Ms. Bradehoft admitted to performing sexual acts on at least five “clients” inside the chicken coop in exchange money, which she called a ‘donation.’ How appropriate!

Ms. Bradehoft claimed that she needed the money to return to Florida. I guess she was not happy in Wisconsin. I would be unhappy too if I had to conduct my “business” in a smelly chicken coop.

The other ladies told the officers that they were concerned for the welfare of Ms. Bradehoft’s four children. A hair follicle test of her two-year-old revealed the presence of, you guessed it, methamphetamine and amphetamine. Cocaine was also found.

Ms. Bradehoft was charged with three counts of misdemeanor prostitution, one count of felony neglecting a child, and one felony count of second-degree reckless endangerment. She was released after posting a $500 cash bond.

Her children were removed from the residence. Thank God!

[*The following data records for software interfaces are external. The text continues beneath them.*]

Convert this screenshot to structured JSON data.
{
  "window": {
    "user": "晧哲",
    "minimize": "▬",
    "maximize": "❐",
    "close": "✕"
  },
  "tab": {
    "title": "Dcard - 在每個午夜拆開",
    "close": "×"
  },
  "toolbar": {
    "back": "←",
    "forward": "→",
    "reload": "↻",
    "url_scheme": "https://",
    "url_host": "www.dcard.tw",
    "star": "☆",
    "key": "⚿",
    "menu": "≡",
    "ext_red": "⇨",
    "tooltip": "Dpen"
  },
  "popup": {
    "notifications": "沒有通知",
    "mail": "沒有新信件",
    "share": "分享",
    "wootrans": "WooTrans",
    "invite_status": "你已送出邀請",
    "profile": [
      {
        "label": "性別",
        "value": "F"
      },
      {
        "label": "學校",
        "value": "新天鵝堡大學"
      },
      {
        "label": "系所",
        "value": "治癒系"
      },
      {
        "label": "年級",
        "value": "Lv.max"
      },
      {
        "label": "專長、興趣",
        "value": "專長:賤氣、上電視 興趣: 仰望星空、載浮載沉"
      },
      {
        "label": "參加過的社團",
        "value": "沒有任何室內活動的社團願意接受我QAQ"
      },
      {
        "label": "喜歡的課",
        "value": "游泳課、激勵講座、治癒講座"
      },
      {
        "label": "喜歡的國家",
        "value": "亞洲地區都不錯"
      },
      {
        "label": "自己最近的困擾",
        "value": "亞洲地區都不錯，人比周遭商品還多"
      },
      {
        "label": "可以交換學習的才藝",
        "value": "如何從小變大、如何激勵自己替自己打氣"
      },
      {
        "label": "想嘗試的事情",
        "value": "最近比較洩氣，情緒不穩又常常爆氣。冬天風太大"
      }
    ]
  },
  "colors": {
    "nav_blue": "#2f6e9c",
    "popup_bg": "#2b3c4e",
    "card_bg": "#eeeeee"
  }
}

Remember, no one is immune from the effects of meth. No one! Don’t try it – not even once!

If you are an IV meth user, especially a woman, I want to hear from you. I want to learn more about what meth does to you and your body to better determine what needs to be done to help you. I also want to know your story – how you started using meth and whether or not you also appreciate the differences between smoking meth and slamming it. Please contact me in complete confidence at You will remain completely anonymous. I will never print anything about you that will betray your trust in me, and I will never judge you.